Second, the intensity and strength of the movement of production motivated, on the one hand, by the protection of profit and, on the other hand, by the fall in the standard of living of many citizens due to the materialistic ambitions of the capitalistic group and its domination over the rights of the general public through their self-interested methods which make the citizens incapable of (p. 25) purchasing and consuming products create big producers who are greatly in need of new markets to sell the surplus products existing in the markets. Finding such new markets means chinking of a new country. Thus, the issue is studied with a purely materialistic mentality. It is natural for such a mentality whose system is not based on spiritual and moral values, and whose social doctrines admit no ends except those that bring pleasure to this limited life in various delights and objects of desire, to see in these two reasons a justification or a logical formula for assaulting and dishonoring peaceful countries, in order to control their fate and their large natural resources, and to exploit their wealth to promote surplus products. All of this is reasonable and permissible, according to the notion of individual interests on which the capitalistic system and the free economy are based. From there, gigantic materialism proceeds to raid and fight, to restrict and shackle, to colonize and exploit in order to please the appetites and to satisfy the desires.

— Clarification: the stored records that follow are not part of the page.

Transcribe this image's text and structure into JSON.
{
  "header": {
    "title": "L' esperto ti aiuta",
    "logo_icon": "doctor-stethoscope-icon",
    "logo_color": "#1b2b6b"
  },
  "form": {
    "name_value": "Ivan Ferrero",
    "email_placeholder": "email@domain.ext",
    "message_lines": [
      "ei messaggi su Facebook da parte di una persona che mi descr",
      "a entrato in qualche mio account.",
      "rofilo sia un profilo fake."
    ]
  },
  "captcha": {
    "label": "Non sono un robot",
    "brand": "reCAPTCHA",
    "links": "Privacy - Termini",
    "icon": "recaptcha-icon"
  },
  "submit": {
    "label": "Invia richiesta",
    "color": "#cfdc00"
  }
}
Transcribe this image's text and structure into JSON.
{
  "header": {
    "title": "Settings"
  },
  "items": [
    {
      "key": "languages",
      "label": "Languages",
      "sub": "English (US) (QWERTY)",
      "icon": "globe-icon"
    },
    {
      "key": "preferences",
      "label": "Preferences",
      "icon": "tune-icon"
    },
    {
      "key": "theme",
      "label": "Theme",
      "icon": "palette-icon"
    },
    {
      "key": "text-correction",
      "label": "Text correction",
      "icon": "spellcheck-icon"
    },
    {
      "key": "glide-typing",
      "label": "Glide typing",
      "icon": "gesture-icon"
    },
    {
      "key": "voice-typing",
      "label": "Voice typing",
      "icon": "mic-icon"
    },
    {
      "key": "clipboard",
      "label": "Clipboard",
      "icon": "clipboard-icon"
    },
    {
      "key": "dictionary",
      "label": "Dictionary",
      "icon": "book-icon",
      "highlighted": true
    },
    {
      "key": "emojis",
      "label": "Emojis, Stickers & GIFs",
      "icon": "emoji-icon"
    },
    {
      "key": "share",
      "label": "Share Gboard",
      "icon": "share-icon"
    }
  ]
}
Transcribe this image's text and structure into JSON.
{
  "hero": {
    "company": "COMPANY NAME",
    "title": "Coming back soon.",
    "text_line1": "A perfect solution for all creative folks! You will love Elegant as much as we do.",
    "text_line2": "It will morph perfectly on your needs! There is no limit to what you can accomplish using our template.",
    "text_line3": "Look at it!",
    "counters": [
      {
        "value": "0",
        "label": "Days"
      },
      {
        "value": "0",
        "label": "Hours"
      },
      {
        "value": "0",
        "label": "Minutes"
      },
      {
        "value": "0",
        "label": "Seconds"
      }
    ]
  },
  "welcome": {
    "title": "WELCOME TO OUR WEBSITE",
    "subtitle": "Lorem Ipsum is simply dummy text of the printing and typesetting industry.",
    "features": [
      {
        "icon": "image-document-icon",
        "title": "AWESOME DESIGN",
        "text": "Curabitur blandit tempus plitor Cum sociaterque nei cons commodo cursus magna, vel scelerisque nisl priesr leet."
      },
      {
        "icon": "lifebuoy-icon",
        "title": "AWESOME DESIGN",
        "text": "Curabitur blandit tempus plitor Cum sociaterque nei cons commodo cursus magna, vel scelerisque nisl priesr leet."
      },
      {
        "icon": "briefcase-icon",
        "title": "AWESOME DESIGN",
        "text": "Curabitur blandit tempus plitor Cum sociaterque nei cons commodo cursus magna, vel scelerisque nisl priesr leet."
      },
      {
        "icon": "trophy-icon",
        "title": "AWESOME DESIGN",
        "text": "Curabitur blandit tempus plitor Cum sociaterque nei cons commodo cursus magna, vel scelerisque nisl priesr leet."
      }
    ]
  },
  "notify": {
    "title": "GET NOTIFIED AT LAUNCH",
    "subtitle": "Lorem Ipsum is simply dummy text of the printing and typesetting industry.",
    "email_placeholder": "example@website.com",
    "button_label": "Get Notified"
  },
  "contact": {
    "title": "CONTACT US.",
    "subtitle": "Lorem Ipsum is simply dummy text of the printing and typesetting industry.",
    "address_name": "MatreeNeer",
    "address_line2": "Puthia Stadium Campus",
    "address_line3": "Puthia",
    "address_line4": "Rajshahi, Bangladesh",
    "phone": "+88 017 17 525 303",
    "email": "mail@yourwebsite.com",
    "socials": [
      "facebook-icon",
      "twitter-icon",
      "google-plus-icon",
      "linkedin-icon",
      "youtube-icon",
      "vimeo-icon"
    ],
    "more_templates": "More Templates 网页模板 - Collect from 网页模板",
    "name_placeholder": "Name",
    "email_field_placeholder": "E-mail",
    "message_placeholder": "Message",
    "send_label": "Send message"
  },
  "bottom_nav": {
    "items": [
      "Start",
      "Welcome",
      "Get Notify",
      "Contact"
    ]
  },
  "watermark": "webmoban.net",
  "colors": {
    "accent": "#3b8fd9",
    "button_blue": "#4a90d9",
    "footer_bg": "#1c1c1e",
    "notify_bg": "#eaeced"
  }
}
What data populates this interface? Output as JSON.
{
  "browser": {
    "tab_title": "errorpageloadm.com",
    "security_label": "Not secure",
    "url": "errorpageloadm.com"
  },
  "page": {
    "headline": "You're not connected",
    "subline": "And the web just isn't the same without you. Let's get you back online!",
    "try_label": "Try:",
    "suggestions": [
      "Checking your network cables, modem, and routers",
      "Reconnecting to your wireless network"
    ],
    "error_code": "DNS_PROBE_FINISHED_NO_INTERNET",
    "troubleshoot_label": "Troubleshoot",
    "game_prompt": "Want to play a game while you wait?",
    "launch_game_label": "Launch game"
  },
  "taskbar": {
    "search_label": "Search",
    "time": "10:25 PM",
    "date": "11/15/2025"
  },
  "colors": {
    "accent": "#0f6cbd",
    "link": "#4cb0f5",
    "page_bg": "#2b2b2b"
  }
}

Reflect on how much the human race has suffered from the calamities of this system due to its materialistic spirit, form, tactics and purposes. This is so, even though it does not center on a well-defined philosophy which is in agreement with that spirit and form, and concordant with such tactics and purposes, as we have pointed out.
Estimate for yourself the lot of a society established on the basis of this system and its conceptions of happiness and stability. In this society, mutual love and confidence, real merry and compassion, as well as all good, spiritual tendencies art totally absent. Thus, in it the individual lives feeling that he is responsible for himself alone, and that he is endangered by any interests of others that may cash with his. It is as if he is engaged in a constant struggle and a continuous fight, equipped with no weapons other than his personal powers, and provided with no purposes other than his personal interests. (p. 26)